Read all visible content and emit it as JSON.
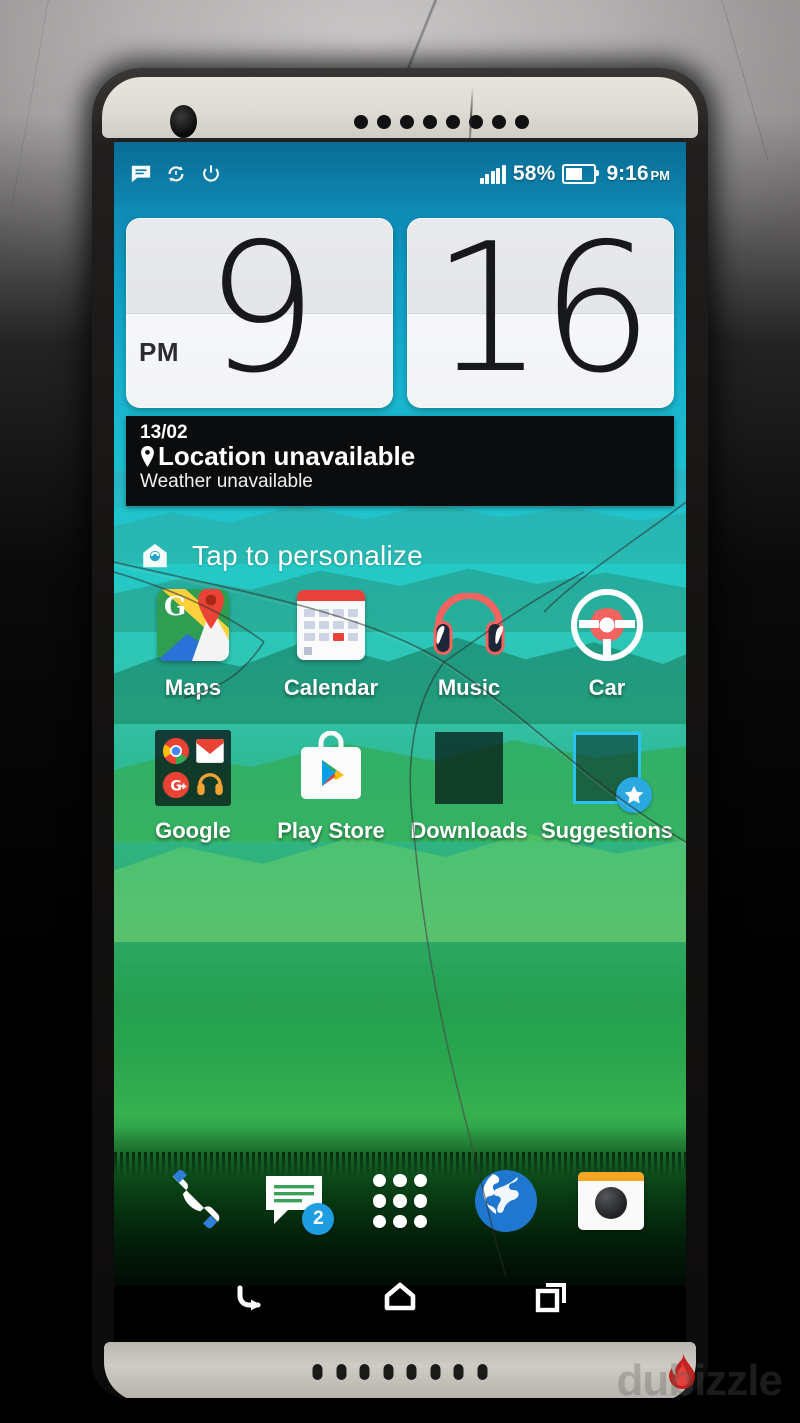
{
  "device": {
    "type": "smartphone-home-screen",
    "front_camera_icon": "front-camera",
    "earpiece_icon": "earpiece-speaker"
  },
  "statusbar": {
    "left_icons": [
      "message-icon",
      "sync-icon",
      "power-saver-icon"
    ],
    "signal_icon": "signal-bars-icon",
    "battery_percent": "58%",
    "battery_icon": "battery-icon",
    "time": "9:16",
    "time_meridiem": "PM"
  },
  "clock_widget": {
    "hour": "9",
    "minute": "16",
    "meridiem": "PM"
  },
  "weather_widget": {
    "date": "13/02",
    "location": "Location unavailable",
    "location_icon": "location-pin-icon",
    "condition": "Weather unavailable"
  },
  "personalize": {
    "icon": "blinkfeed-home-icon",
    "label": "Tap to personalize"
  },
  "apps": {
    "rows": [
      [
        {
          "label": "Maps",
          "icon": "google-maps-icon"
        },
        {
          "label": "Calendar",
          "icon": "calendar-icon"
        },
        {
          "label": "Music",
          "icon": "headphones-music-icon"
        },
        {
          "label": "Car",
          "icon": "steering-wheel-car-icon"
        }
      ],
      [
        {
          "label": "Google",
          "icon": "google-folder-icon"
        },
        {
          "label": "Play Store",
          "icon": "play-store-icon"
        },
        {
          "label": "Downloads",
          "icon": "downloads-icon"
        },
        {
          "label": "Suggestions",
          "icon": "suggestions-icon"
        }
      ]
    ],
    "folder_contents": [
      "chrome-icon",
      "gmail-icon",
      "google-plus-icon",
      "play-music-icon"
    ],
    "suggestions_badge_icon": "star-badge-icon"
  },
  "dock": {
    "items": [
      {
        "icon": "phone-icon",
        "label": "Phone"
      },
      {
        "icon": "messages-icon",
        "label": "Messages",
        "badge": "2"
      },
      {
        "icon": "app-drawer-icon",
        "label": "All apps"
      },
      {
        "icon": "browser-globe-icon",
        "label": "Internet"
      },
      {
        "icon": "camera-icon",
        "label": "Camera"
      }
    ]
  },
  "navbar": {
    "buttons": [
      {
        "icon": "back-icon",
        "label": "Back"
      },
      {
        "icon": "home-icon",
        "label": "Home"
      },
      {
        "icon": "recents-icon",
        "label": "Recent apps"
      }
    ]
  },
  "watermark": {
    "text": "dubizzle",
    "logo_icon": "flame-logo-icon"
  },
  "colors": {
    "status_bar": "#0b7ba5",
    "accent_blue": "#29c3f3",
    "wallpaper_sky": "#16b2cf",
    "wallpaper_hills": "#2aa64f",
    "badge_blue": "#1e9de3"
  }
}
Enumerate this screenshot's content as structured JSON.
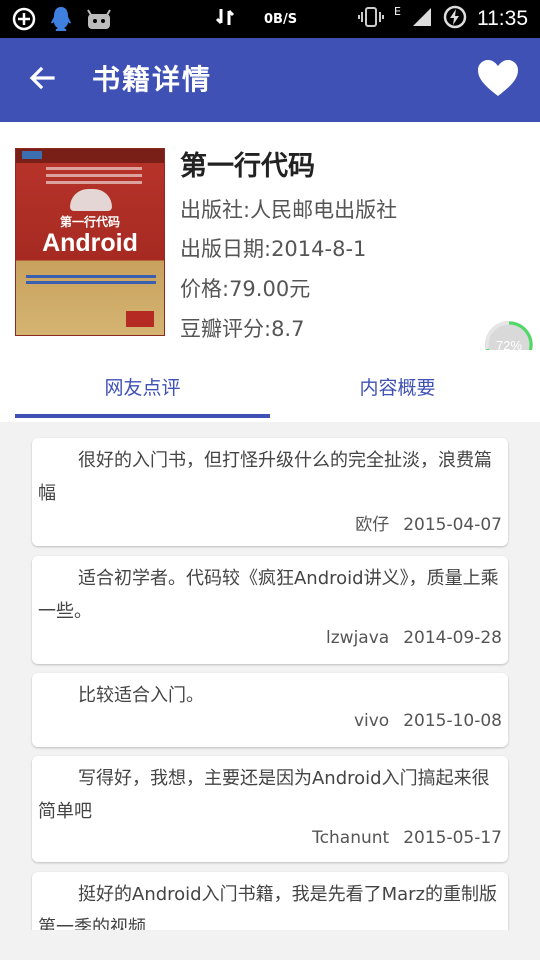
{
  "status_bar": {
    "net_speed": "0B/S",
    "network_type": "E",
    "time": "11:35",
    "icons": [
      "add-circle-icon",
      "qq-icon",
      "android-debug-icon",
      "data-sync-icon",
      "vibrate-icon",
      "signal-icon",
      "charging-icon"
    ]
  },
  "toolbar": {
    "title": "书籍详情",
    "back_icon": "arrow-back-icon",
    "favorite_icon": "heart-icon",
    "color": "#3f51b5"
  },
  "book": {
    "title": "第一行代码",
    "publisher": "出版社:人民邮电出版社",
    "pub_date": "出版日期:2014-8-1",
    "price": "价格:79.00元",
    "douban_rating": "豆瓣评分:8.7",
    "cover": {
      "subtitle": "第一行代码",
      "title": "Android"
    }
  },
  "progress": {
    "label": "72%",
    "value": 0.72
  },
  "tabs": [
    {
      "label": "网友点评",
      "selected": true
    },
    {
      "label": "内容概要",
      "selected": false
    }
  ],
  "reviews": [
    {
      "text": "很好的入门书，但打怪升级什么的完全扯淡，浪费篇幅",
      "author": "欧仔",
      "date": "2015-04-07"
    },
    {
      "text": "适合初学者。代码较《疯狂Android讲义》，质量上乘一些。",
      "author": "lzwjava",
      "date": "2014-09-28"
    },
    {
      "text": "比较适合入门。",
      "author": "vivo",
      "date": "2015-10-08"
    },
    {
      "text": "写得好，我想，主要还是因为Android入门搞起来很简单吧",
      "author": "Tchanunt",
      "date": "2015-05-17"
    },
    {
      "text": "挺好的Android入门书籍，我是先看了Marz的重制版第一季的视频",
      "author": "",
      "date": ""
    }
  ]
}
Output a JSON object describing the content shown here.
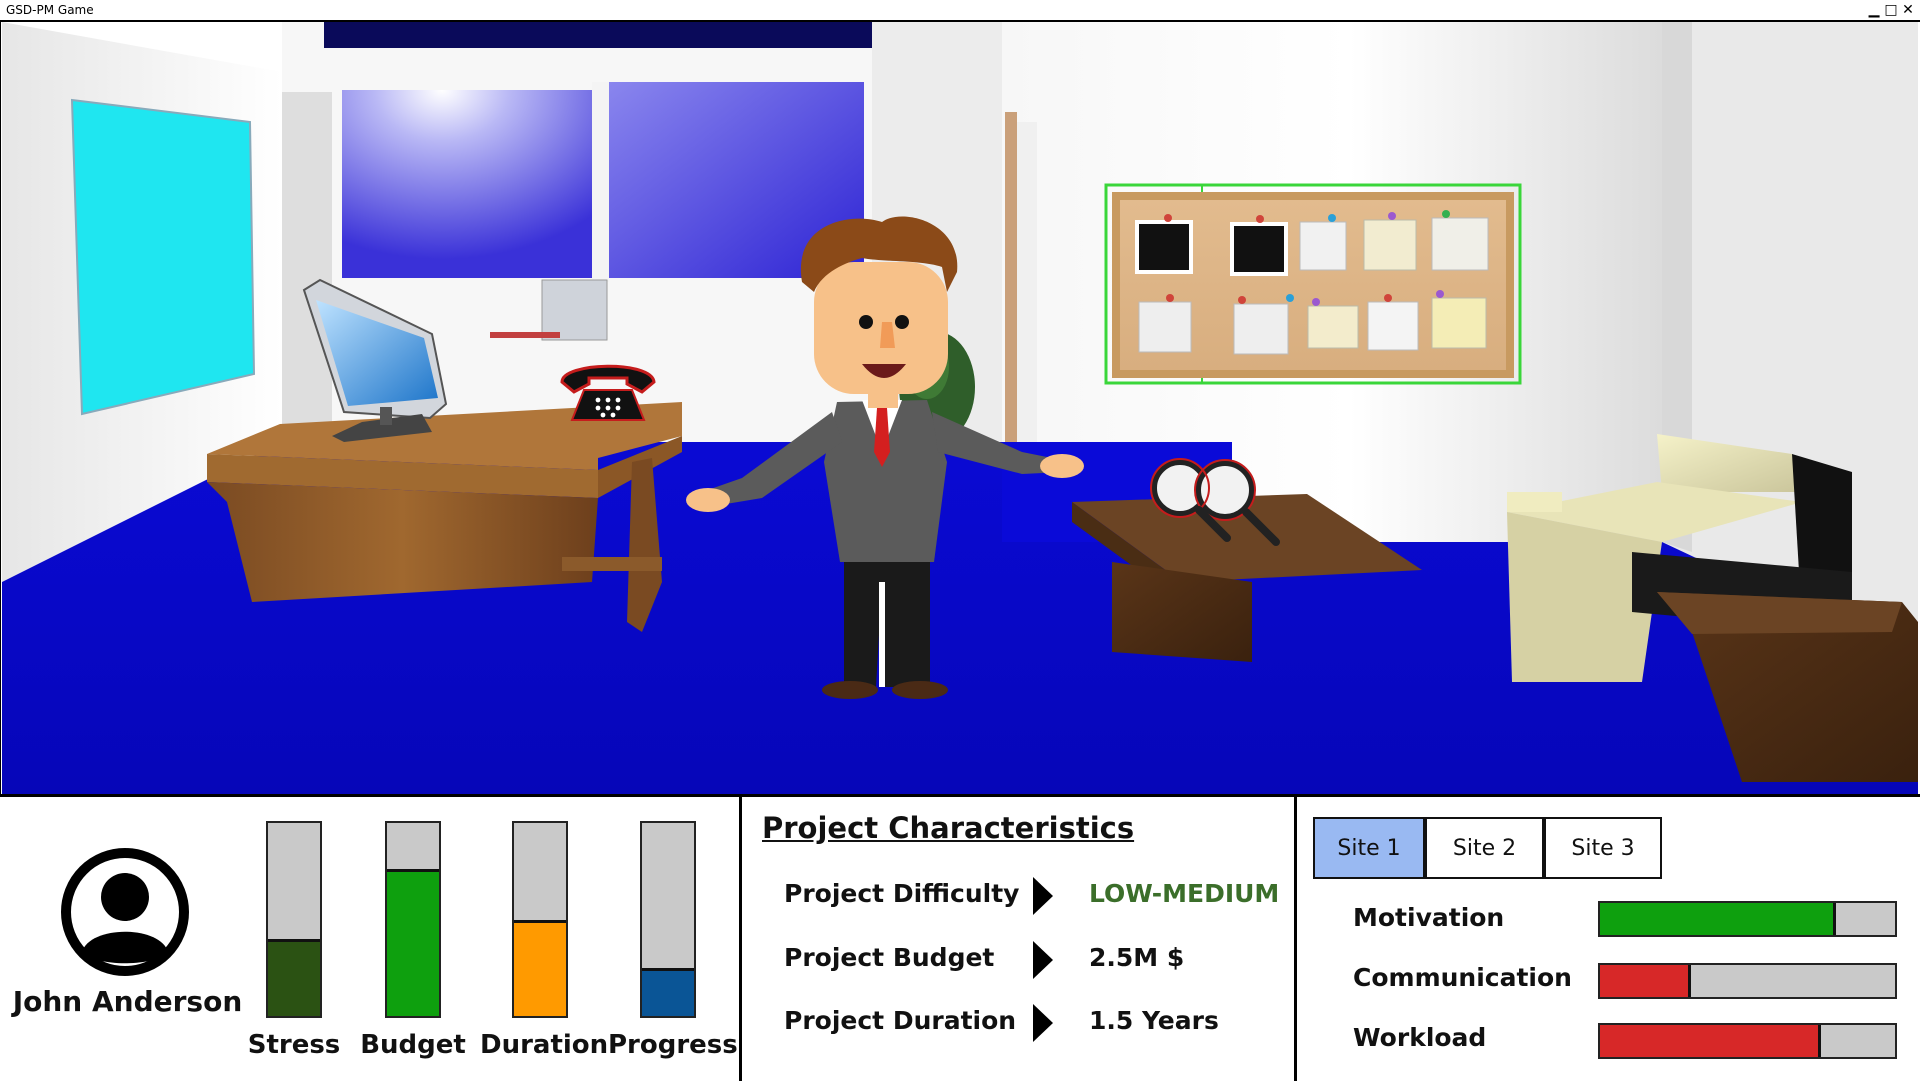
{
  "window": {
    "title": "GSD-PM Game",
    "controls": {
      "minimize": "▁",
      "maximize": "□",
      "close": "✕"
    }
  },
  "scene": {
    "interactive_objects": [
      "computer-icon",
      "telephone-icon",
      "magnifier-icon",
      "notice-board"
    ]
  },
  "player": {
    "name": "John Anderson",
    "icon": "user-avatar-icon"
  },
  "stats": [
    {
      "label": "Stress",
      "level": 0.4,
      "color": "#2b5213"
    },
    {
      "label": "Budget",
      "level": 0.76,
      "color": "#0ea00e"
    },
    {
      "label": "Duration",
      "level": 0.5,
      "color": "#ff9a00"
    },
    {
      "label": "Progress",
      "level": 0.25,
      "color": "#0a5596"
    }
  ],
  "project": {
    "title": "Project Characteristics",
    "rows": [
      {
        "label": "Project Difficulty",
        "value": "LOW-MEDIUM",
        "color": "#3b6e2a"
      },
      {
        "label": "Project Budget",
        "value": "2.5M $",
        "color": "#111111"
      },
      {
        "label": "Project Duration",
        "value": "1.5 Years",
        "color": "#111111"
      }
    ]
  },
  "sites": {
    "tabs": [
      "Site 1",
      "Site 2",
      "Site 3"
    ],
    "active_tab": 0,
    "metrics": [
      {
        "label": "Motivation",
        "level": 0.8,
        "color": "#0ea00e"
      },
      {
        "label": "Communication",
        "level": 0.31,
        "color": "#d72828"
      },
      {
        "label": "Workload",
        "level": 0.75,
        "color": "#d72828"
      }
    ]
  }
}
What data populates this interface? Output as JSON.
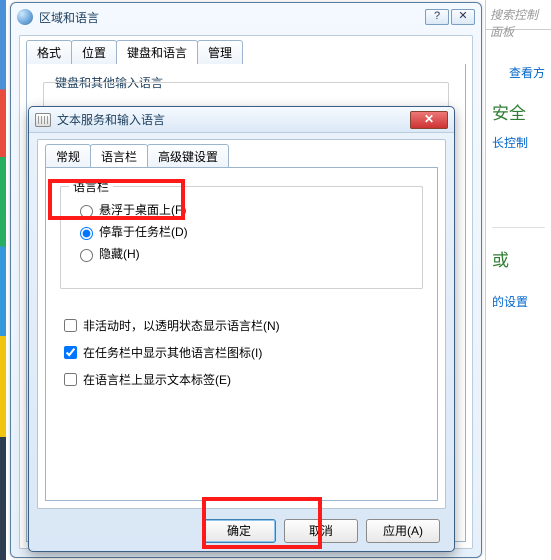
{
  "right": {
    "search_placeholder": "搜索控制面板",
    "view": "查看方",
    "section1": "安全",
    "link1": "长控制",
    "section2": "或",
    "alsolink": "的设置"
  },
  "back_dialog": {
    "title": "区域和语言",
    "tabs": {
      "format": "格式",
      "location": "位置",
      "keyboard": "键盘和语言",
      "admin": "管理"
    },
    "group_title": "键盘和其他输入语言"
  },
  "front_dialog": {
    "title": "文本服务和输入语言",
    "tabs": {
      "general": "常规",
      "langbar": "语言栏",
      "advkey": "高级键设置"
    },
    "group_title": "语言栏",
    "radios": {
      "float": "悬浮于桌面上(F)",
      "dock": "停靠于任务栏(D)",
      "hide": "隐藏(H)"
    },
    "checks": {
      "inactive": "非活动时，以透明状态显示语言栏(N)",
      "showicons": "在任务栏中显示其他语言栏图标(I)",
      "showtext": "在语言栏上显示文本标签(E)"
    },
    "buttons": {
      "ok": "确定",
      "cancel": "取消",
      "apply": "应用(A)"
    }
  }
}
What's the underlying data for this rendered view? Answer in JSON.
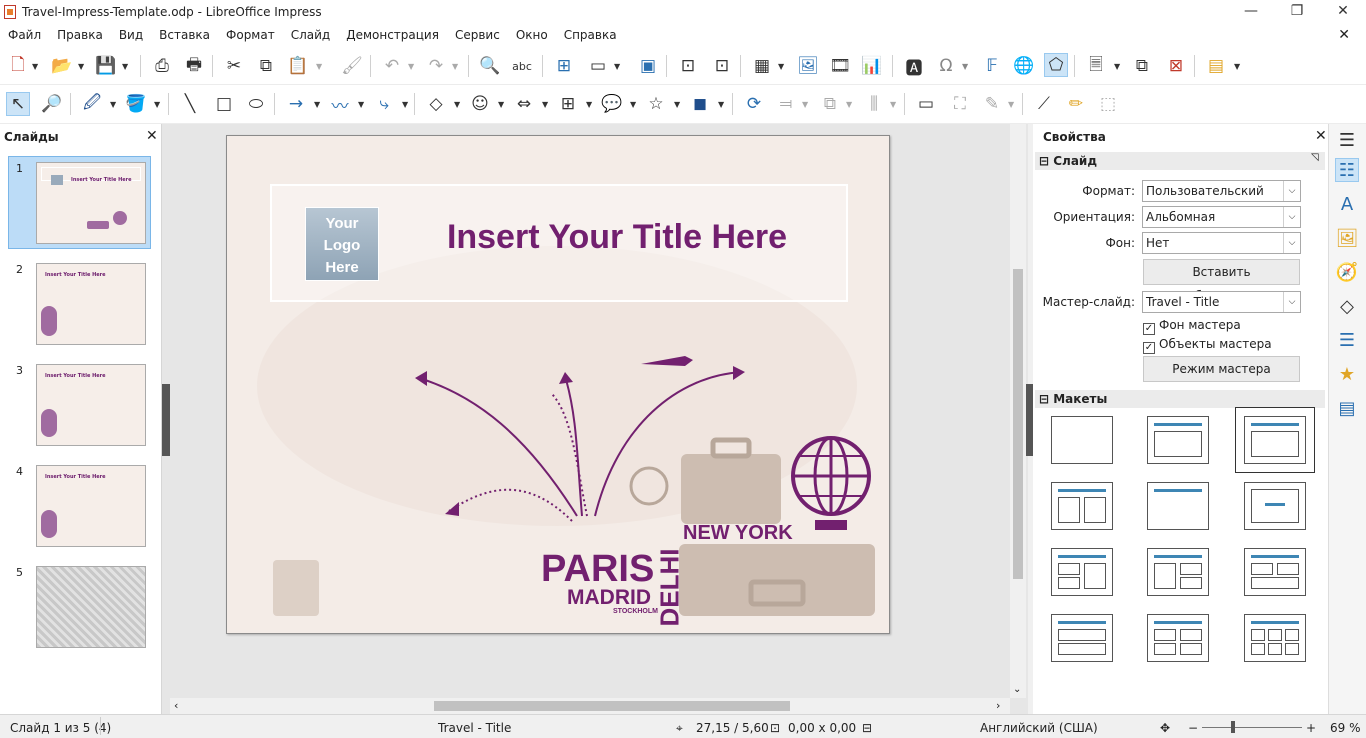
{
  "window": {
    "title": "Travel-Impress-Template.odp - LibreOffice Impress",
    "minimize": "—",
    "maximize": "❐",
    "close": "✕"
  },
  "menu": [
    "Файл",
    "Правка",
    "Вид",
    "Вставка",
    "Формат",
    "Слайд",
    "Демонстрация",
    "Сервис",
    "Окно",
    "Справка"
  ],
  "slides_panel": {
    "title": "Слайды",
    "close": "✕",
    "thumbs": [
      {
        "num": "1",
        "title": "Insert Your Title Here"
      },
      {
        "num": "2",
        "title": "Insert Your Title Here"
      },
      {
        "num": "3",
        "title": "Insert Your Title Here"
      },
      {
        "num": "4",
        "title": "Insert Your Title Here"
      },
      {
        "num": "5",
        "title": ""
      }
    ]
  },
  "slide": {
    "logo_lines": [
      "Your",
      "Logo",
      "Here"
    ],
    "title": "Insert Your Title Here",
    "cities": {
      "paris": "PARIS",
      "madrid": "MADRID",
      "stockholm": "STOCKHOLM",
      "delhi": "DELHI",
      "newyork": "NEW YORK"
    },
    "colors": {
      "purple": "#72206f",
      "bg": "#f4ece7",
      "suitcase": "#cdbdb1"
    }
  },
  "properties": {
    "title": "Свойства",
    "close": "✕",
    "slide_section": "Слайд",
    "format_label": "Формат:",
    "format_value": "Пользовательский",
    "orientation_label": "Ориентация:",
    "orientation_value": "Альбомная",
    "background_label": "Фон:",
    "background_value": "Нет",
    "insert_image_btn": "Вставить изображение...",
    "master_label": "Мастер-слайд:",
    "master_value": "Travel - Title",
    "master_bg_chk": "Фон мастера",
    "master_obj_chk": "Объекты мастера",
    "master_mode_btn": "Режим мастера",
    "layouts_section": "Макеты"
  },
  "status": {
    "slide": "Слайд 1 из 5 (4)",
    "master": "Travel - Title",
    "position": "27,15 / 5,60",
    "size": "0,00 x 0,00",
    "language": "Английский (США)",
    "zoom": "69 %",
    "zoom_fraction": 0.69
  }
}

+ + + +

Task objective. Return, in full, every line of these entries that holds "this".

Reply.
Enumerate this screenshot's content as structured JSON.
What data populates this interface? Output as JSON.
What's the underlying data for this rendered view? Answer in JSON.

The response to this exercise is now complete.